Addressing thousands in St Peter's Square, the Pope said people of the 21st Century risked becoming "victims of their intellectual achievements".
He decried the "menace" of terrorism, the "humiliation" of worldwide poverty and said pandemics and environmental destruction were dangerous new threats.
Pope Benedict succeeded John Paul II, who died in April.
Thousands of pilgrims, tourists and Romans gathered at a rain-soaked Vatican to hear Pope Benedict speak.
'Fairness and wisdom'
He urged the crowd not focus entirely on the "immense progress" made in science and technology during the previous millennium.
"The men and women in our technical age risk becoming victims of their own intellectual and technical achievements, ending up in spiritual barrenness and emptiness of heart," the Pope said.
His warnings about the series of dangers facing humanity today came ahead of traditional prayer calls for peace and goodwill around the world.
He prayed for those working for peace and against conflict in Africa and Asia, and for harmony in Latin America.
In the Holy Land, Iraq and Lebanon, the Pope said, signs of hope need to be confirmed by action inspired by "fairness and wisdom".
He followed his address with the now-traditional Christmas greeting, delivered this year in 33 languages including Hebrew, Arabic, Chinese and Finnish.
Earlier, celebrating his first Christmas Eve Mass since becoming pontiff, the Pope made a plea for peace in the Middle East.
Calling on Roman Catholics to think of those in Bethlehem, he said: "We wish to pray for peace in the Holy Land."
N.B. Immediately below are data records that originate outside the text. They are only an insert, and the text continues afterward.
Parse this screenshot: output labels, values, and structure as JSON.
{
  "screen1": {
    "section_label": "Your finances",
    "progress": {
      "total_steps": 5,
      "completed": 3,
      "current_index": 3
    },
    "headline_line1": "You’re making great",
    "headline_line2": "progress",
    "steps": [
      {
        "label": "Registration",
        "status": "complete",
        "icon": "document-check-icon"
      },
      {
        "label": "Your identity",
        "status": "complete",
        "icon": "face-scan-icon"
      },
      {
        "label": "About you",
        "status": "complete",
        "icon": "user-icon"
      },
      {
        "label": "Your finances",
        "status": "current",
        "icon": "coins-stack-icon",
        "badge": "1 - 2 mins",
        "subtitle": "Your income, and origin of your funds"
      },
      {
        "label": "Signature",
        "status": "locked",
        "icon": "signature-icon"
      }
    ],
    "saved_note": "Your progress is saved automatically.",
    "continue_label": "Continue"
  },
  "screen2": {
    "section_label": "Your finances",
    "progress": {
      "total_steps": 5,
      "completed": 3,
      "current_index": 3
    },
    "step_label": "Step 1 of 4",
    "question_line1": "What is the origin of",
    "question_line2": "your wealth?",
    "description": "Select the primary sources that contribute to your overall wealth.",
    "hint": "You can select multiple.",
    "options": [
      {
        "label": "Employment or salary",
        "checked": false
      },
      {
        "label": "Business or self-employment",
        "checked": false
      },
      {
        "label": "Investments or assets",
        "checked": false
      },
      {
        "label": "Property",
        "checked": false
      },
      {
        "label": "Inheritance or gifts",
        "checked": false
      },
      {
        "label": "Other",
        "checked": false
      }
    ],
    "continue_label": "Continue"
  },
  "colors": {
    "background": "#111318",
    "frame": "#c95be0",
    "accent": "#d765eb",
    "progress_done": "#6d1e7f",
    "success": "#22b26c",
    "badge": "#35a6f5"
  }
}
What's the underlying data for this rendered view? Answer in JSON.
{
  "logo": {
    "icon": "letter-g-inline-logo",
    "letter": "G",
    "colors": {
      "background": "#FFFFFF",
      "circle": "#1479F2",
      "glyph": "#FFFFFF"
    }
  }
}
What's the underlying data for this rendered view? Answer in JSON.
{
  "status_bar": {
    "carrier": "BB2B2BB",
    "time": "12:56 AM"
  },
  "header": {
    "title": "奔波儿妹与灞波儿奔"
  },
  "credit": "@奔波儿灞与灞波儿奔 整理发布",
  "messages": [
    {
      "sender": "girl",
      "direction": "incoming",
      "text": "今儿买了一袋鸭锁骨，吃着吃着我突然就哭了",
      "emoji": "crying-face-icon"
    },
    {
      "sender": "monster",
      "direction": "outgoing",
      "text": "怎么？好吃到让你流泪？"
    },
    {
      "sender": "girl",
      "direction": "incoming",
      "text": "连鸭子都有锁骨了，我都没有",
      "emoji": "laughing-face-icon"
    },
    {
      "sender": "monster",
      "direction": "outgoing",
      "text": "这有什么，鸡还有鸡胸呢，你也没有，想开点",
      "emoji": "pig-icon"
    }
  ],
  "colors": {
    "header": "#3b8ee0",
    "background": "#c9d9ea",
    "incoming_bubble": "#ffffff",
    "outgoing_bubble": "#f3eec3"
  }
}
The pontiff is scheduled to lead an evening service on New Year's Eve and celebrate mass the next day in St Peter's Basilica to mark the Catholic Church's World Peace Day.
As Christmas began, the head of Iraq's Chaldean Christian church prayed for peace in Iraq and elsewhere.
Ceremonies in Baghdad were held before dusk on Saturday in advance of a curfew.
"I do not want to make a distinction between Christians and Muslims, we are all Iraqis," said Emmanuel II Delly.
"A car bomb kills without distinguishing between Christians and Muslims."
In Bethlehem, revered as the birthplace of Jesus, Latin Patriarch Michel Sabbah, the senior Catholic cleric in the Holy Land, said the region was "thirsting for peace".
"God created you not to fear or to kill each other but to love each other, to build and to cooperate together," he told crowds in Bethlehem, where Palestinian leader Mahmoud Abbas was attending his first Christmas Eve service.